## Input for this task
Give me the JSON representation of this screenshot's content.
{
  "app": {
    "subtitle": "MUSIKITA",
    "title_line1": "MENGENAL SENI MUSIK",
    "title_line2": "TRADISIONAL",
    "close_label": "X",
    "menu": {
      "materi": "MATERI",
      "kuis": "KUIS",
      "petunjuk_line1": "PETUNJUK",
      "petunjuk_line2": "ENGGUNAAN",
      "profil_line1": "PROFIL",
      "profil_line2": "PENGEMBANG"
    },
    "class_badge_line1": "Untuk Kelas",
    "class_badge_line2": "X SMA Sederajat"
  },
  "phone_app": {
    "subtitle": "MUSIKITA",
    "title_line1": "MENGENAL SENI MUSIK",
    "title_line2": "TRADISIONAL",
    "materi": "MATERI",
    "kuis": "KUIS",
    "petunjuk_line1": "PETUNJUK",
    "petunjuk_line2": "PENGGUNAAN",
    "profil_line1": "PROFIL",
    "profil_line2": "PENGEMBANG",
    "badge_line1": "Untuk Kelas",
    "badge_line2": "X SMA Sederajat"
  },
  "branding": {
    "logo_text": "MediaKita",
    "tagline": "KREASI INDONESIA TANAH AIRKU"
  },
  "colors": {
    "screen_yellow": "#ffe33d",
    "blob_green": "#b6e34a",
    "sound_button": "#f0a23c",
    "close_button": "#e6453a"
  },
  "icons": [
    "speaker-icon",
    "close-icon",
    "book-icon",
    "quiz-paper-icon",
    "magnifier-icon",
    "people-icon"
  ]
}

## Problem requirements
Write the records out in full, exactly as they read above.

## Response to this task
Give me the JSON representation of this screenshot's content.
{
  "app": {
    "subtitle": "MUSIKITA",
    "title_line1": "MENGENAL SENI MUSIK",
    "title_line2": "TRADISIONAL",
    "close_label": "X",
    "menu": {
      "materi": "MATERI",
      "kuis": "KUIS",
      "petunjuk_line1": "PETUNJUK",
      "petunjuk_line2": "ENGGUNAAN",
      "profil_line1": "PROFIL",
      "profil_line2": "PENGEMBANG"
    },
    "class_badge_line1": "Untuk Kelas",
    "class_badge_line2": "X SMA Sederajat"
  },
  "phone_app": {
    "subtitle": "MUSIKITA",
    "title_line1": "MENGENAL SENI MUSIK",
    "title_line2": "TRADISIONAL",
    "materi": "MATERI",
    "kuis": "KUIS",
    "petunjuk_line1": "PETUNJUK",
    "petunjuk_line2": "PENGGUNAAN",
    "profil_line1": "PROFIL",
    "profil_line2": "PENGEMBANG",
    "badge_line1": "Untuk Kelas",
    "badge_line2": "X SMA Sederajat"
  },
  "branding": {
    "logo_text": "MediaKita",
    "tagline": "KREASI INDONESIA TANAH AIRKU"
  },
  "colors": {
    "screen_yellow": "#ffe33d",
    "blob_green": "#b6e34a",
    "sound_button": "#f0a23c",
    "close_button": "#e6453a"
  },
  "icons": [
    "speaker-icon",
    "close-icon",
    "book-icon",
    "quiz-paper-icon",
    "magnifier-icon",
    "people-icon"
  ]
}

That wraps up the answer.